Moreover, according to recent press reports, News Corp. has held discussions with Yahoo regarding a swap of MySpace in return for a 25% to 30% stake in the Internet portal. While I don’t expect the deal to happen because I believe Rupert Murdoch realizes that 100% ownership of MySpace is better than a minority position in Yahoo, the implication is that MySpace could be worth as much as $8 to $10 billion today, a roughly fifteen to twenty fold increase from the $580 million News Corp. paid for all of Intermix just two years ago. Yet given the relatively stagnant price of News Corp.’s shares since the Intermix acquisition, this massive increase in value does not appear to be fully factored into the share price. Eventually it will be.
The prevailing view among many investors and media industry analysts is that News Corp.’s interest in Dow Jones can be traced to the impending launch of the Fox Business Channel. The thinking goes that having the Wall Street Journal in the fold would help to jump start the new cable network by instantly lending it a great deal of credibility. While I envision the Journal being a valuable asset with respect to the new business channel, I do not foresee it being such an asset for at least five years. That is because CNBC has an exclusive agreement with Dow Jones through 2012 for use of the Wall Street Journal name and news reports in its broadcasts. It seems highly unlikely that the powers-that-be at CNBC would be foolish enough to allow News Corp. to buy out the agreement since doing so would provide such a valuable head start for CNBC’s new competitor at Fox.
While Dow Jones may not be of value today to the new Fox Business Channel, I view that as being almost immaterial with respect to the overall benefits that News Corp. will reap from its ownership of The Wall Street Journal. As I’ve written previously, the Journal is one of the world’s truly iconic journalistic brands, and under News Corp.’s auspices I envision it becoming a highly profitable internet business. I am sure Murdoch understands that there are only so many business and investment web sites that people will choose to visit in search of financial information and having a robust, advertiser-supported (as opposed to the current subscription model) site that combines the Journal’s articles and editorial content, not to mention its trustworthiness, with television quality video will draw visitors by the millions, maybe even the tens of millions.

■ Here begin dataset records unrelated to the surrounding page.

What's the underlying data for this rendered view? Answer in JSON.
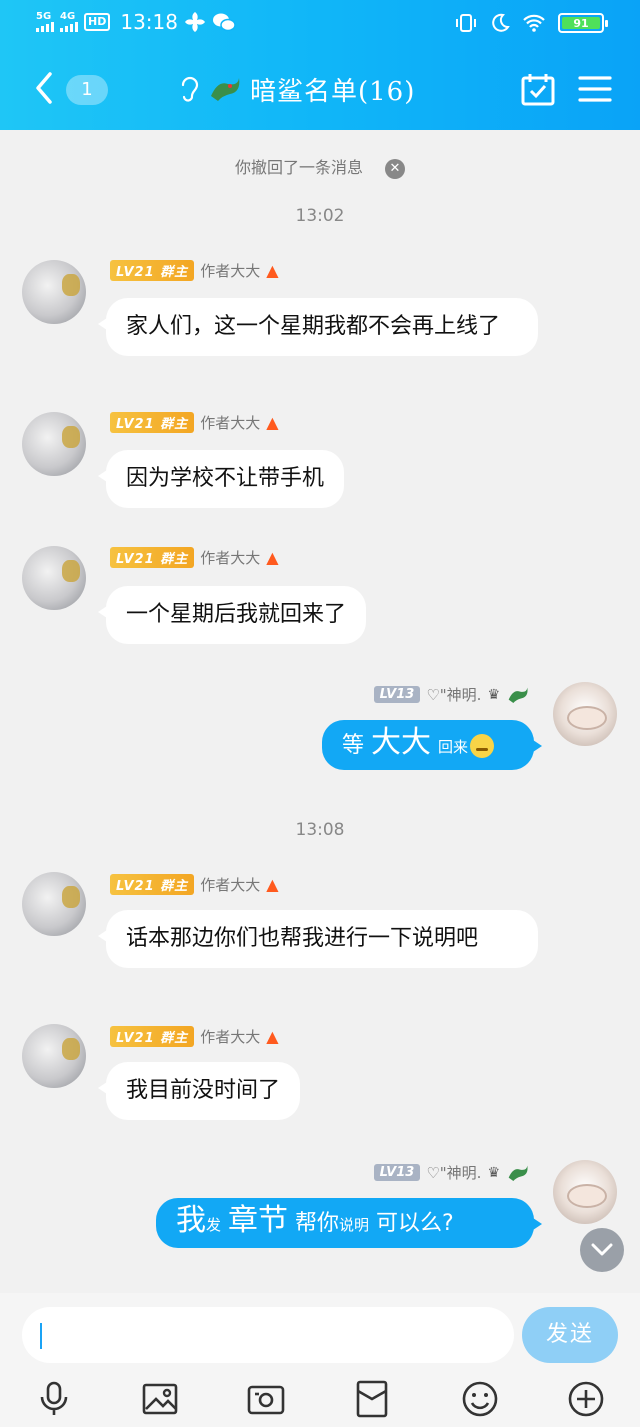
{
  "status_bar": {
    "net1": "5G",
    "net2": "4G",
    "hd": "HD",
    "time": "13:18",
    "battery": "91"
  },
  "nav": {
    "unread_count": "1",
    "title": "暗鲨名单(16)"
  },
  "chat": {
    "recall_notice": "你撤回了一条消息",
    "time1": "13:02",
    "time2": "13:08",
    "messages": [
      {
        "level": "LV21",
        "role": "群主",
        "name": "作者大大",
        "text": "家人们，这一个星期我都不会再上线了"
      },
      {
        "level": "LV21",
        "role": "群主",
        "name": "作者大大",
        "text": "因为学校不让带手机"
      },
      {
        "level": "LV21",
        "role": "群主",
        "name": "作者大大",
        "text": "一个星期后我就回来了"
      },
      {
        "level": "LV13",
        "name": "♡\"神明.",
        "parts": [
          "等",
          "大大",
          "回来"
        ]
      },
      {
        "level": "LV21",
        "role": "群主",
        "name": "作者大大",
        "text": "话本那边你们也帮我进行一下说明吧"
      },
      {
        "level": "LV21",
        "role": "群主",
        "name": "作者大大",
        "text": "我目前没时间了"
      },
      {
        "level": "LV13",
        "name": "♡\"神明.",
        "parts": [
          "我",
          "发",
          "章节",
          "帮你",
          "说明",
          "可以么?"
        ]
      }
    ]
  },
  "input": {
    "send_label": "发送"
  },
  "colors": {
    "header": "#10b6f8",
    "bubble_self": "#12a8f5",
    "level_gold": "#f3a623",
    "level_grey": "#a9b3c4"
  },
  "icons": [
    "back-icon",
    "ear-icon",
    "calendar-check-icon",
    "menu-icon",
    "fire-icon",
    "crown-icon",
    "chevron-down-icon",
    "mic-icon",
    "image-icon",
    "camera-icon",
    "red-packet-icon",
    "emoji-icon",
    "plus-icon"
  ]
}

At a $5 billion plus price tag, Murdoch has placed a new media, Google-type valuation multiple on Dow Jones because he realizes that properly managed it can be a highly successful new media business with a valuation that could well exceed its purchase price in fairly short order.
In summary, I believe it is quite possible to see a jump of at least $400 million to $500 million in News Corp.’s operating earnings in the next few years as a result of the launch of Fox Business Channel and the transition to profitability at MySpace. When you couple that with the potential profits that a reconfigured Wall Street Journal web site might generate, it would not surprise me to see News Corp.’s annual operating profit jump by upwards of $1 billion by fiscal 2009 or 2010 as a result of the growth in these three businesses alone. A commensurate jump in the share price seems almost sure to follow.

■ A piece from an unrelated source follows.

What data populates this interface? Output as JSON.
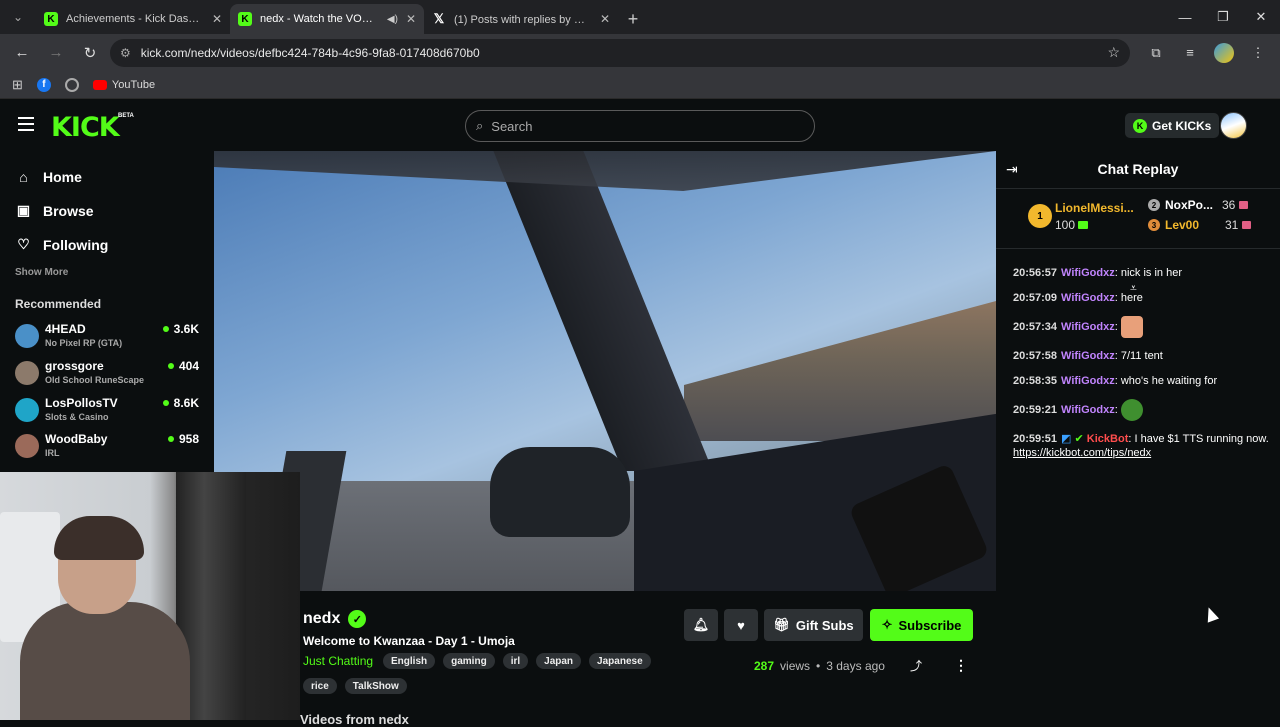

For purposes of full disclosure, I do not currently own any shares or other securities of News Corp. but anticipate purchasing shares from time to time beginning as early as this week.